Senator Burke said the board did not have a time limit but that is not correct. It has a statutory objective — which it takes seriously, as can be confirmed by those who have met the board — of deciding the appeal within four months. The board currently decides a large proportion of appeals within that time and this Bill will improve matters greatly — that is what it is designed to do. The time taken to decide appeals is 17 weeks, not six or nine months as mentioned by the Senator. I would be interested to know where those figures came from. Few appeals take longer than six months and those usually relate to large, complex cases; 14 appeals were on hand for more than six months at the end of 1997.

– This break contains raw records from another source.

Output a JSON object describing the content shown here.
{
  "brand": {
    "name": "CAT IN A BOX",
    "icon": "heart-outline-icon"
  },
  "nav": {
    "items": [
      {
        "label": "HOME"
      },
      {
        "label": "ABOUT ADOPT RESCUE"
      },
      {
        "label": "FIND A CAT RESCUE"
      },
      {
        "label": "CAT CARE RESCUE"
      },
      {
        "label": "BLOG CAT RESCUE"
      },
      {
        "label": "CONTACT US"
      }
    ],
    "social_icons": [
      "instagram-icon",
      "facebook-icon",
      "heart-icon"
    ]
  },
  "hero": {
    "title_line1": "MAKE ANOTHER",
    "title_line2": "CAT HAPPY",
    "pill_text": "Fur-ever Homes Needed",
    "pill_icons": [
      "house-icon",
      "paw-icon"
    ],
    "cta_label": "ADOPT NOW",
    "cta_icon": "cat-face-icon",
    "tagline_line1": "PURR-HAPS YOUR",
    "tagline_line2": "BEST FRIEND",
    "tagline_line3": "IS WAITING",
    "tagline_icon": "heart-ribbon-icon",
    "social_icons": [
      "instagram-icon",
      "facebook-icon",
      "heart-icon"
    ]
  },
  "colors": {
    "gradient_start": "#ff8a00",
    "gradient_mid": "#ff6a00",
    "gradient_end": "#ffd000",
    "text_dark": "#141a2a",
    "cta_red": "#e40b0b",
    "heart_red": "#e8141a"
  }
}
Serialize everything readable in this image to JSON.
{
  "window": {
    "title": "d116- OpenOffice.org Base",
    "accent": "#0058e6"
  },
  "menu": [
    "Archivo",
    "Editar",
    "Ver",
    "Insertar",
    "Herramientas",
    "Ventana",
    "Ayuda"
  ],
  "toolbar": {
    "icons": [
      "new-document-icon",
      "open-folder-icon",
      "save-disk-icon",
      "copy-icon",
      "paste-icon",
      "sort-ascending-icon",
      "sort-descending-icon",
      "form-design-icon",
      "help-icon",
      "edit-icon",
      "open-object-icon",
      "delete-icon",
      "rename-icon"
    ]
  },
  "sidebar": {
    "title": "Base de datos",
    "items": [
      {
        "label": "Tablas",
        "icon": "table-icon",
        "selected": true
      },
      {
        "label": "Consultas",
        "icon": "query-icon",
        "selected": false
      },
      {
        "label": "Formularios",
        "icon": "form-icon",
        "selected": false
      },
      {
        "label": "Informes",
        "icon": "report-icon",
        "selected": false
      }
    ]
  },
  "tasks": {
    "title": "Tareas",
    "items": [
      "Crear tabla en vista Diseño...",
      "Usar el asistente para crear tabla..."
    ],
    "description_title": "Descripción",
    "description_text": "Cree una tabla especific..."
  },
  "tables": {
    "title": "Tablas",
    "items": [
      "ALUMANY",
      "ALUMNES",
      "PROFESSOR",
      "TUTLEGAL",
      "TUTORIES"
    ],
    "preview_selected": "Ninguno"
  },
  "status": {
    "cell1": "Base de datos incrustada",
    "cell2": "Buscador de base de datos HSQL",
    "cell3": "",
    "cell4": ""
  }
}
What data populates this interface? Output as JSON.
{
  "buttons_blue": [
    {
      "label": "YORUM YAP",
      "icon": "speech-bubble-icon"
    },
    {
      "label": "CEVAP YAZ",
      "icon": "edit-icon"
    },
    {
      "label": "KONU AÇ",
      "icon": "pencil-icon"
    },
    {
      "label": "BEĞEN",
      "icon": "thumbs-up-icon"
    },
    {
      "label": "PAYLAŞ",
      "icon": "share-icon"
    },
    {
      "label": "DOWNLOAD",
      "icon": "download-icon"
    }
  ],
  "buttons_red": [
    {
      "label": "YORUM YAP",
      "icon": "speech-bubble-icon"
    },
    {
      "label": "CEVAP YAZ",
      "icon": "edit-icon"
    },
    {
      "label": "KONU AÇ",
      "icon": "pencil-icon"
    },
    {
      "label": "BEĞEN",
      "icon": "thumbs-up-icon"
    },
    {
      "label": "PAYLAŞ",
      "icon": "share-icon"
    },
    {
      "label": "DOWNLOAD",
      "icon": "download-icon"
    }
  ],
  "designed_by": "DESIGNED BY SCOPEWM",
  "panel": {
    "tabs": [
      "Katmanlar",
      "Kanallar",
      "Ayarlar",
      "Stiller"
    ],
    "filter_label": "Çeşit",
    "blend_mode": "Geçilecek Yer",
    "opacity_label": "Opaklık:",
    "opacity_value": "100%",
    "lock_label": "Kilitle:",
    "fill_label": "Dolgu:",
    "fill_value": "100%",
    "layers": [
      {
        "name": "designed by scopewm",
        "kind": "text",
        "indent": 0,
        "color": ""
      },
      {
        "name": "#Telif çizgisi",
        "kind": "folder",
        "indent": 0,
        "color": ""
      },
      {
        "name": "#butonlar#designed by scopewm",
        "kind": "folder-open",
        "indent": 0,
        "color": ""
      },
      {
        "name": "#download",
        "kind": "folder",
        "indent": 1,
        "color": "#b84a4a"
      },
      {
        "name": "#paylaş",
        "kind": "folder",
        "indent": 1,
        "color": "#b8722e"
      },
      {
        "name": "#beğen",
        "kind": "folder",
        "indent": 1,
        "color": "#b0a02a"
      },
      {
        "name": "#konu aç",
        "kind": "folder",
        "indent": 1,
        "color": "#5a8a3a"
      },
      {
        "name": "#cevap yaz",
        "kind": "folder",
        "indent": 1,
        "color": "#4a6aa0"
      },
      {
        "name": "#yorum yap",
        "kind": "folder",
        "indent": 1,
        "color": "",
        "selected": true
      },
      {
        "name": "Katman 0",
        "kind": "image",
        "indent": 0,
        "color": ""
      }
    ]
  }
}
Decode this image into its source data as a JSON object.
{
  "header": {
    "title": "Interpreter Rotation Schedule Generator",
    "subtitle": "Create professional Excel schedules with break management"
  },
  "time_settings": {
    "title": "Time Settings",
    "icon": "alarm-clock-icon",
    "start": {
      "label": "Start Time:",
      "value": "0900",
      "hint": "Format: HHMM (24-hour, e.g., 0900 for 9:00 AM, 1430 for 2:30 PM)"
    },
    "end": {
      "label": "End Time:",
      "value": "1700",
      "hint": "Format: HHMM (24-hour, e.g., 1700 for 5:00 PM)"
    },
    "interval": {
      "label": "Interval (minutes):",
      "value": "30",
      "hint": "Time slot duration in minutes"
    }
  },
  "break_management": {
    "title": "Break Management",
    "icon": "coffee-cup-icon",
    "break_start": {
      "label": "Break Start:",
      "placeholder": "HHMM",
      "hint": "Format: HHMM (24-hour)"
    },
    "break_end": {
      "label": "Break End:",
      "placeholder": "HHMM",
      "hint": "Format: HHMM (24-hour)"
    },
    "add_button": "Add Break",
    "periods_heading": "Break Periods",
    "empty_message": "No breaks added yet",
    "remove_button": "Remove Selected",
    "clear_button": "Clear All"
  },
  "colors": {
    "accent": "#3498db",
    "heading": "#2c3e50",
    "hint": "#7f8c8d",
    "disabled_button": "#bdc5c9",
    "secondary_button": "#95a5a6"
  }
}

The Senator also said that An Bord Pleanála imposed substantial extra costs on local authorities. He quoted the example of Mutton Island but I am not sure what he is referring to — perhaps he could fill me in later. There is a good deal of history to that case, it has been through a number of courts and that is what has held it up.

Mr. Burke: The costs have gone up. I was not specifically referring to Mutton Island but to similar cases.

[83] Mr. Molloy: It is surprising that the Senator raised an issue in my constituency with which I am familiar. Much of the delay in the matter was caused by Ministers in the Government supported by the Senator, which went out of office last July.

Mr. J. Doyle: Another political prod.

Mr. Molloy: It was rather sad that this should have happened but we will not go back over that ground. Happily there has been a change of Government and the issue has been dealt with satisfactorily, efficiently and effectively.

Mr. Burke: The new Government made the decision? I thought it was An Bord Pleanála.

Mr. Gallagher: What about impartiality in the planning process?

Mr. Molloy: I am not trying to be political but the sad fact is that much of the delay was caused by political procrastination, which is the mildest word I could use. I thank Senators for their general welcome for the Bill.

Question put and agreed to.

Agreed to take remaining Stages today.